WHAT YOU NEED TO DO >> Please filter the listing below and copy out the lines that hold "data".

RECORDS FOR THIS TASK >>

========

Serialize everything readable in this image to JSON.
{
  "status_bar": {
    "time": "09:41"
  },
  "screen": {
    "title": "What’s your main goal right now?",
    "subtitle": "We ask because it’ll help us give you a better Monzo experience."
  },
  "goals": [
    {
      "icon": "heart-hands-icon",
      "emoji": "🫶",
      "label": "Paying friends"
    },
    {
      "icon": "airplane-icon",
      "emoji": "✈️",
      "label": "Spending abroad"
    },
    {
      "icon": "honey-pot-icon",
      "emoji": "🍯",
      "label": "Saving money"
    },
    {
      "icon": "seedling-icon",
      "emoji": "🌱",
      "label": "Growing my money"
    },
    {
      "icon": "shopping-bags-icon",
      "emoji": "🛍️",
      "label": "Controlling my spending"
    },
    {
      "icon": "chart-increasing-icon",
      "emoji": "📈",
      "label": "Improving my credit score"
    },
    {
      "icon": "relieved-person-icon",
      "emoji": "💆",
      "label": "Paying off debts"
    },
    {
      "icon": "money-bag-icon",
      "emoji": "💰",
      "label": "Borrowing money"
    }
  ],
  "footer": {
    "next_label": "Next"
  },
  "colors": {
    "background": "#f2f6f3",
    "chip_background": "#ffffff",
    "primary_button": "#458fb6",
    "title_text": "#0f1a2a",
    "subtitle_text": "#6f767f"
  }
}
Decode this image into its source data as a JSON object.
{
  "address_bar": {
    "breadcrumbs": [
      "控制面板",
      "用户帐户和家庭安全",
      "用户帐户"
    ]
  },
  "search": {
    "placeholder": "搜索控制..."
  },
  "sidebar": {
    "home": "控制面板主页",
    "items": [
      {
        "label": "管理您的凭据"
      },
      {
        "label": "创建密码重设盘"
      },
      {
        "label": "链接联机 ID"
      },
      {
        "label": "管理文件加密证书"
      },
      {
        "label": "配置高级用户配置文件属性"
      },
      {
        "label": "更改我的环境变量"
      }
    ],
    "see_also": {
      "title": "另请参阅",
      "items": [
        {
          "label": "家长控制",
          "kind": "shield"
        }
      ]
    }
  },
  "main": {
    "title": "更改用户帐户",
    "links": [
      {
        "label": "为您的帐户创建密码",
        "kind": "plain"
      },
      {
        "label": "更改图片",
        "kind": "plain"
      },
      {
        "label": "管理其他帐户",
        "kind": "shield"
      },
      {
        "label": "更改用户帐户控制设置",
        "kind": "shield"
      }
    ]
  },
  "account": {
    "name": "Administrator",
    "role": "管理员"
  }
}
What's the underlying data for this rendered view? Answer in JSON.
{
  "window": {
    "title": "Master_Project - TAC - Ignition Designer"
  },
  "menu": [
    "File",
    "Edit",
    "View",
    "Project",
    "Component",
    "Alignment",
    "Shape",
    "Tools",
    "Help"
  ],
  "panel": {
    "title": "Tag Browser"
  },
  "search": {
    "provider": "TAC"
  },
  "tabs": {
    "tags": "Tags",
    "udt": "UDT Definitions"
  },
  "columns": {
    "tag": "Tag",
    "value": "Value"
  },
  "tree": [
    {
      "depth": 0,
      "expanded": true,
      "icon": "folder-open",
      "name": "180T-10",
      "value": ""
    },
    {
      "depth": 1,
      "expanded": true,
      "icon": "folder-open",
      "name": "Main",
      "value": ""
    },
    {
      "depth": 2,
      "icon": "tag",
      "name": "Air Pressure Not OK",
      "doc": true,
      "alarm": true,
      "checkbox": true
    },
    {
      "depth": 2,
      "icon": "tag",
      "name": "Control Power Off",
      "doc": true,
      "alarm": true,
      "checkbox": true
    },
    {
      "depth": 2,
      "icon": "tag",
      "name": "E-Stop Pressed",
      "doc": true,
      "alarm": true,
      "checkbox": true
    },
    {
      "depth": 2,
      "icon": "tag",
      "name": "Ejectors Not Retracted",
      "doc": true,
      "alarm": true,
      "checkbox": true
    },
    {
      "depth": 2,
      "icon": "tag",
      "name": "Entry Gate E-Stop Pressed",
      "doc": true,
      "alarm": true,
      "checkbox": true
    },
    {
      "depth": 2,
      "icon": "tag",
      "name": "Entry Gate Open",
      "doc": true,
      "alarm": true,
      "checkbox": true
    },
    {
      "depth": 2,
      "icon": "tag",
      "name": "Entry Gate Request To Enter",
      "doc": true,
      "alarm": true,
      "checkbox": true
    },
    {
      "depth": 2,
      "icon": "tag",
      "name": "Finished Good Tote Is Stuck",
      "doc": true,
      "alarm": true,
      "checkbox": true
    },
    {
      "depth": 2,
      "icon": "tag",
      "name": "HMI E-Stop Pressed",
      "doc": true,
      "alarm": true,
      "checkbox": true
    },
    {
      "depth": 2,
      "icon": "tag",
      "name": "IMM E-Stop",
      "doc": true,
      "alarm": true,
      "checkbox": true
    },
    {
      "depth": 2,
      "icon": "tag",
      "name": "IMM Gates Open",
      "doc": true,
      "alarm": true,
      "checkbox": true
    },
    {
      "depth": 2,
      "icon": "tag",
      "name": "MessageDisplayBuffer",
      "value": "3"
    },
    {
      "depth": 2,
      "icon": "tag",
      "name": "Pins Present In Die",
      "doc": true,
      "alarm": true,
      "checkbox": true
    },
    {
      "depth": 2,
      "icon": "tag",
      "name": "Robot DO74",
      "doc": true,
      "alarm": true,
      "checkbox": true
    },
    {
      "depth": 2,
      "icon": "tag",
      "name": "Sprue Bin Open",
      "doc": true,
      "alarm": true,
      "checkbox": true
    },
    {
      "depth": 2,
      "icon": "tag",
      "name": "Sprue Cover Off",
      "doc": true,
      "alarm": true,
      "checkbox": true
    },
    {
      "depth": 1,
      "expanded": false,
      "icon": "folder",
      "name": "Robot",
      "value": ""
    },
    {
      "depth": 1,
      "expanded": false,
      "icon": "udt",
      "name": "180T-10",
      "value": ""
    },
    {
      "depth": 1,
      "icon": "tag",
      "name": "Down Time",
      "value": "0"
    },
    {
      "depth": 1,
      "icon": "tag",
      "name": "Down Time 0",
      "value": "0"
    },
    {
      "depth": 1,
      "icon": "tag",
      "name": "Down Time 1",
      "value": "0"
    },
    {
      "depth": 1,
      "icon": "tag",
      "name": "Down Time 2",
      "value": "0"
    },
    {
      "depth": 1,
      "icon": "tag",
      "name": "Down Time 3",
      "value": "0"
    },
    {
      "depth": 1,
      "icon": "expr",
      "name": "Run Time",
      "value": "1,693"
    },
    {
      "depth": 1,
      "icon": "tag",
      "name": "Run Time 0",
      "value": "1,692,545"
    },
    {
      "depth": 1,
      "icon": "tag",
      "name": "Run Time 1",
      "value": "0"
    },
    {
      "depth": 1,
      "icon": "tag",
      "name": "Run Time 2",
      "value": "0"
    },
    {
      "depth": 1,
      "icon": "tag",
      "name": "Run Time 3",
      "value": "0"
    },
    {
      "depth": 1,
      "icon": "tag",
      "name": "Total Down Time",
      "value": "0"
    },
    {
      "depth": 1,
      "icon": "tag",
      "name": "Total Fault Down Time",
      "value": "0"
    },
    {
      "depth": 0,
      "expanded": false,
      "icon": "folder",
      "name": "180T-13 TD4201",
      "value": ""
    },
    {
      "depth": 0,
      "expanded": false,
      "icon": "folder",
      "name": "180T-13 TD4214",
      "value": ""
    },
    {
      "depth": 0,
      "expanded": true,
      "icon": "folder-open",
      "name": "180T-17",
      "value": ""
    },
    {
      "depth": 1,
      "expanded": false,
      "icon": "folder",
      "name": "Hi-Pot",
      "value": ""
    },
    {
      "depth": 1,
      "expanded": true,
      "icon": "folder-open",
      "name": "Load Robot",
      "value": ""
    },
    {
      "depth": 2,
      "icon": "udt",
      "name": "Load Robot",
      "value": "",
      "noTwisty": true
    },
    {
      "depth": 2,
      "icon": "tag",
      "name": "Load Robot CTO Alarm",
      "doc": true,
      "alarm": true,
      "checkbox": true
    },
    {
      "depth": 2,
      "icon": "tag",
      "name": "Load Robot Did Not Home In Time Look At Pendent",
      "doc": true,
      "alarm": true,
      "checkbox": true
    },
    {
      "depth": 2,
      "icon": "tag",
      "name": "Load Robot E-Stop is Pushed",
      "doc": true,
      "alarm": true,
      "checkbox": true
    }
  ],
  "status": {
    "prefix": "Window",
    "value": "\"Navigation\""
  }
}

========

EXERCISE OUTPUT >>
Decode this image into its source data as a JSON object.
What's the underlying data for this rendered view? Answer in JSON.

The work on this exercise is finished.